Fiona reflects on being an isolated freshman about to quit computing, her first Grace Hopper Celebration experience, and finally attending GHC as a successful young professional. Each allowed her to grow and take on new roles and gain new experience. This is a opportunity to think about your role as a GHC attendee.
by Fiona Tay
I’d like to share an excerpt of an essay I wrote in freshman year:
I was nearly in tears. It was just after 7.00 pm, on the first Thursday after winter break, and I was sitting in the college computer lab, staring at the computer monitor and on the verge of breaking down. I wasn’t beaten down by relationship issues or homesickness, but because of our Scheme homework assignment. No matter what I tried, the dreaded words ‘SYNTAX ERROR’ kept popping up. The compiler simply refused to run my program.
Sitting in the computer lab, I started blaming myself for not starting the homework earlier. Where was the student tutor? Just as I was about to leave, the tutor arrived and patiently talked me through the homework, not only helping me with programming errors, but also reassuring me that I would survive CS 60.
At the low point in my college career, I had considered giving up, just because of a homework assignment. Reading over what I wrote in 2009, I want so much to go back to my younger self and give her advice. ‘Don’t you know you could’ve asked pretty much any person in the lab for help? One in 2 people at Harvey Mudd has taken CS 60!’ 2012 Fiona feels lucky that the class tutor was around to give me a hand up, but 2012 Fiona also knows she could have also reached out to other students or professors instead. She knows that the 2009 Fiona had skills and perseverance and would have found a way.
I was able to attend the Grace Hopper Celebration as a student, but attending the conference this year feels different. The conference is bigger, and more companies are here. But mostly, I think it’s different because I’ve grown. In Baltimore this year, I met many younger students from Harvey Mudd, which reminded me of how far I’ve come. In just a short time, I’ve graduated, work at a competitive consulting company, and have become a mentor and a role model to other women in computing.

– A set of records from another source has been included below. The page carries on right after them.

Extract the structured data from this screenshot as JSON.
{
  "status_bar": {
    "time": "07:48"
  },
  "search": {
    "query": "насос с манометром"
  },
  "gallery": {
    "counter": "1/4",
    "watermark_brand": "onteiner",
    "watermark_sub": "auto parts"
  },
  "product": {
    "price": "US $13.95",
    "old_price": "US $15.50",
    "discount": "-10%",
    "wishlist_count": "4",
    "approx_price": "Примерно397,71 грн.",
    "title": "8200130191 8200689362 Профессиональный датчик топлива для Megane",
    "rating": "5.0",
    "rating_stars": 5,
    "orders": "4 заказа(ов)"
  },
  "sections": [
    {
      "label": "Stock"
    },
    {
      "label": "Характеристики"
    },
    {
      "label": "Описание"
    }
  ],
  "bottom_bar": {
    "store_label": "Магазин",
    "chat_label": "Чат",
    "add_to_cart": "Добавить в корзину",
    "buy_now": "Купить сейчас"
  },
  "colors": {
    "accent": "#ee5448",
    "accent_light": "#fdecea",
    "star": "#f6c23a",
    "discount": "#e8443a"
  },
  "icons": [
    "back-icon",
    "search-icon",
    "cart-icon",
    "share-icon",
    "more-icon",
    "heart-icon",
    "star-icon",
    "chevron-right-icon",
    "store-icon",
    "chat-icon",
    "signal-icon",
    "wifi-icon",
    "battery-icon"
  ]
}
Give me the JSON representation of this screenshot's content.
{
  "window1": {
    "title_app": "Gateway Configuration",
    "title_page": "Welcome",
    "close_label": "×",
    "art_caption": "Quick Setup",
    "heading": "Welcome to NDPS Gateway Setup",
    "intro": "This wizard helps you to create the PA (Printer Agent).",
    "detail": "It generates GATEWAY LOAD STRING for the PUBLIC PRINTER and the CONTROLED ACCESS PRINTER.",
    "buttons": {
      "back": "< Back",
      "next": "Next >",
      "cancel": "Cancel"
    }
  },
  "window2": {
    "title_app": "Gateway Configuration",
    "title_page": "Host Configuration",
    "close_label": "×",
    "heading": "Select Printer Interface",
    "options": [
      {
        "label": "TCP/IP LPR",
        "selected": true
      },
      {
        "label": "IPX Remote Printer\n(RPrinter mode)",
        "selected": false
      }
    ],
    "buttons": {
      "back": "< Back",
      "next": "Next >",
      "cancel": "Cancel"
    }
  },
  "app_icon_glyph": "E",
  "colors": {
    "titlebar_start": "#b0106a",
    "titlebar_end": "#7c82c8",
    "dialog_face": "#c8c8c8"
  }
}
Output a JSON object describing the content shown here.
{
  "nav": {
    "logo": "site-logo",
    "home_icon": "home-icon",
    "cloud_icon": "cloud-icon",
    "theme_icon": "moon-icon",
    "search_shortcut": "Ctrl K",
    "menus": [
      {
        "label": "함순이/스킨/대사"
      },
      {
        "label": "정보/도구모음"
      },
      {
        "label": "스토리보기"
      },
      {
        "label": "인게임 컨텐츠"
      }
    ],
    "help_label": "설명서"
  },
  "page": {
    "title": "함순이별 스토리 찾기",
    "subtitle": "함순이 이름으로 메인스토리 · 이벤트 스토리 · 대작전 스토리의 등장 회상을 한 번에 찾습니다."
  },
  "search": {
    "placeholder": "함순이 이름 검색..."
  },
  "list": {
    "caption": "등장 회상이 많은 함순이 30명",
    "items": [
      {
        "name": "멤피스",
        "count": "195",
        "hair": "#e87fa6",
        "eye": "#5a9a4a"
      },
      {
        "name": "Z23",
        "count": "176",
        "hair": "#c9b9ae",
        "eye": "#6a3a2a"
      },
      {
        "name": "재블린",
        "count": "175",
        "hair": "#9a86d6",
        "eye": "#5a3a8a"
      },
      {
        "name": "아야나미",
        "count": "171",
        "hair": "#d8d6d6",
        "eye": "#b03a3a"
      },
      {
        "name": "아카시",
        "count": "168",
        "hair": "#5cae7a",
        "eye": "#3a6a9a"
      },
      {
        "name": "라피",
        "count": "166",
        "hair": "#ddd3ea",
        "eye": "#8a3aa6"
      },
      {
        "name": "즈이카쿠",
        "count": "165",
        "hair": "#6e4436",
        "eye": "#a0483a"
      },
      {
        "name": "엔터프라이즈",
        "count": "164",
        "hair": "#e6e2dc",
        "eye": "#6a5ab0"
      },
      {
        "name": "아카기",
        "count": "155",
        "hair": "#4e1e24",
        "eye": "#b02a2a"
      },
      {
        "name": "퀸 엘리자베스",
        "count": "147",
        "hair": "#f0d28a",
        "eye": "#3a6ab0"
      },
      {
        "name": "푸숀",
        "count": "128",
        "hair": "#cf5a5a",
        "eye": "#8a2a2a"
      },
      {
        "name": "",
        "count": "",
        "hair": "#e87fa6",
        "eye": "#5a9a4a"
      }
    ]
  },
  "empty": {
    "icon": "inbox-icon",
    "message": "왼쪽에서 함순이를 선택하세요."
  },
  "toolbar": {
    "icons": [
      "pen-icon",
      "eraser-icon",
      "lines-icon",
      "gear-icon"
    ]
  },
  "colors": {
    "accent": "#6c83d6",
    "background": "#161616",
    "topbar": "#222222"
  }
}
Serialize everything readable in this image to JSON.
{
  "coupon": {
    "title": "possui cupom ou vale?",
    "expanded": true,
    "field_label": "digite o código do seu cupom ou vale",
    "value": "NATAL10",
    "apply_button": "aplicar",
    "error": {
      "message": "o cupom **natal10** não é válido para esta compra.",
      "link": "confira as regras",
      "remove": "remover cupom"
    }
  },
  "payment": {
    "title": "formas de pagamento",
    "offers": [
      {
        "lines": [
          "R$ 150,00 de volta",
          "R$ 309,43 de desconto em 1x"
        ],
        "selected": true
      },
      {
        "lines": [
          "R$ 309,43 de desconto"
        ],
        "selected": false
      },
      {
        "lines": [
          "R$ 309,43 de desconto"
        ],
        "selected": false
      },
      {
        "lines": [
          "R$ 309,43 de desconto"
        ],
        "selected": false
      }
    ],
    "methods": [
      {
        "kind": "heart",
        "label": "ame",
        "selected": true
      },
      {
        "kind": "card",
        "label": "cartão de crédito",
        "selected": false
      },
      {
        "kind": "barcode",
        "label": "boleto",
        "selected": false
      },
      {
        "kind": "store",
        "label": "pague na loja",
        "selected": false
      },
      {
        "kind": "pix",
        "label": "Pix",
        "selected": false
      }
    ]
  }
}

This year, I’m particularly ecstatic to be at Grace Hopper and reach out to younger students. I have a wonderful job as a web developer, and I’m going to be recruiting more women for my company. But also, I’m getting to play more of a mentoring role with my Birds of a Feather session. I’m running a workshop for students to plan women in computer science activities at their schools.
If you are reading this as a younger student, I hope you won’t ever feel overwhelmed like I did. But if you do, realize that everyone feels that way sometimes, and that lots of people want to help you out. Hundreds of other technical women and I are volunteering for the WitsOn mentoring program. There are longer term mentoring programs like Mentornet.org and group support from places like Systers. You can also reach out to professors, alumni, or older students at your university. Remember, there are resources available.